* EXERCISE OBJECTIVE:
With the images removed, repeat the data below exactly.

[DATA SUPPLIED — start]

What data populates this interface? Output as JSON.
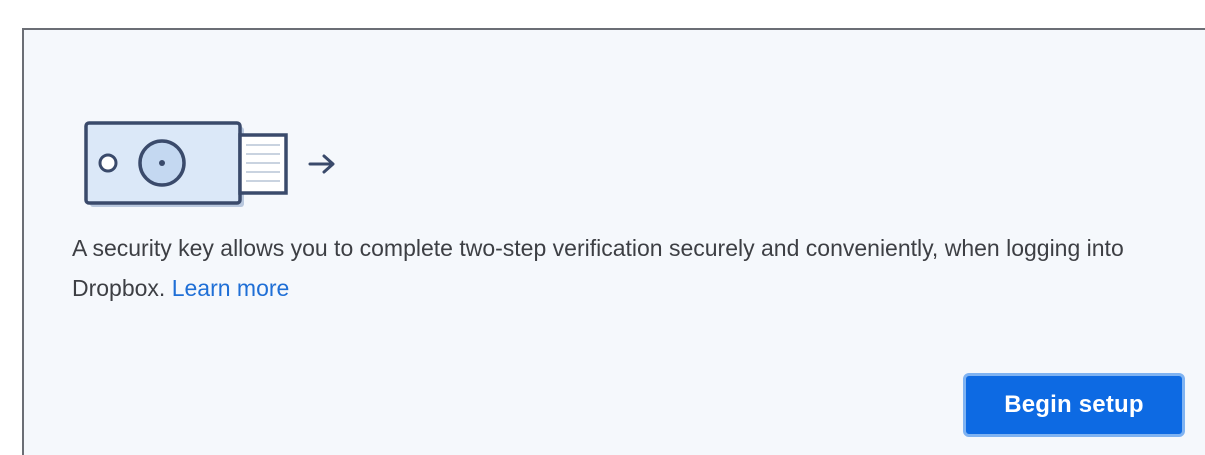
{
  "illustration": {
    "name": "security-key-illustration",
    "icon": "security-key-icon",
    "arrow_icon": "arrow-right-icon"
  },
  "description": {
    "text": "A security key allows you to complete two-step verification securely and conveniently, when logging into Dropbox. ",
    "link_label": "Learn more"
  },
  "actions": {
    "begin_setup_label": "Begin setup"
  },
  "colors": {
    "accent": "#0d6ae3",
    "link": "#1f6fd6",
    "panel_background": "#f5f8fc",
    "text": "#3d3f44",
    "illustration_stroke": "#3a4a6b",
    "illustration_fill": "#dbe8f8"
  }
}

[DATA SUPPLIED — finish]

* RESPONSE BOX:
What data populates this interface? Output as JSON.
{
  "illustration": {
    "name": "security-key-illustration",
    "icon": "security-key-icon",
    "arrow_icon": "arrow-right-icon"
  },
  "description": {
    "text": "A security key allows you to complete two-step verification securely and conveniently, when logging into Dropbox. ",
    "link_label": "Learn more"
  },
  "actions": {
    "begin_setup_label": "Begin setup"
  },
  "colors": {
    "accent": "#0d6ae3",
    "link": "#1f6fd6",
    "panel_background": "#f5f8fc",
    "text": "#3d3f44",
    "illustration_stroke": "#3a4a6b",
    "illustration_fill": "#dbe8f8"
  }
}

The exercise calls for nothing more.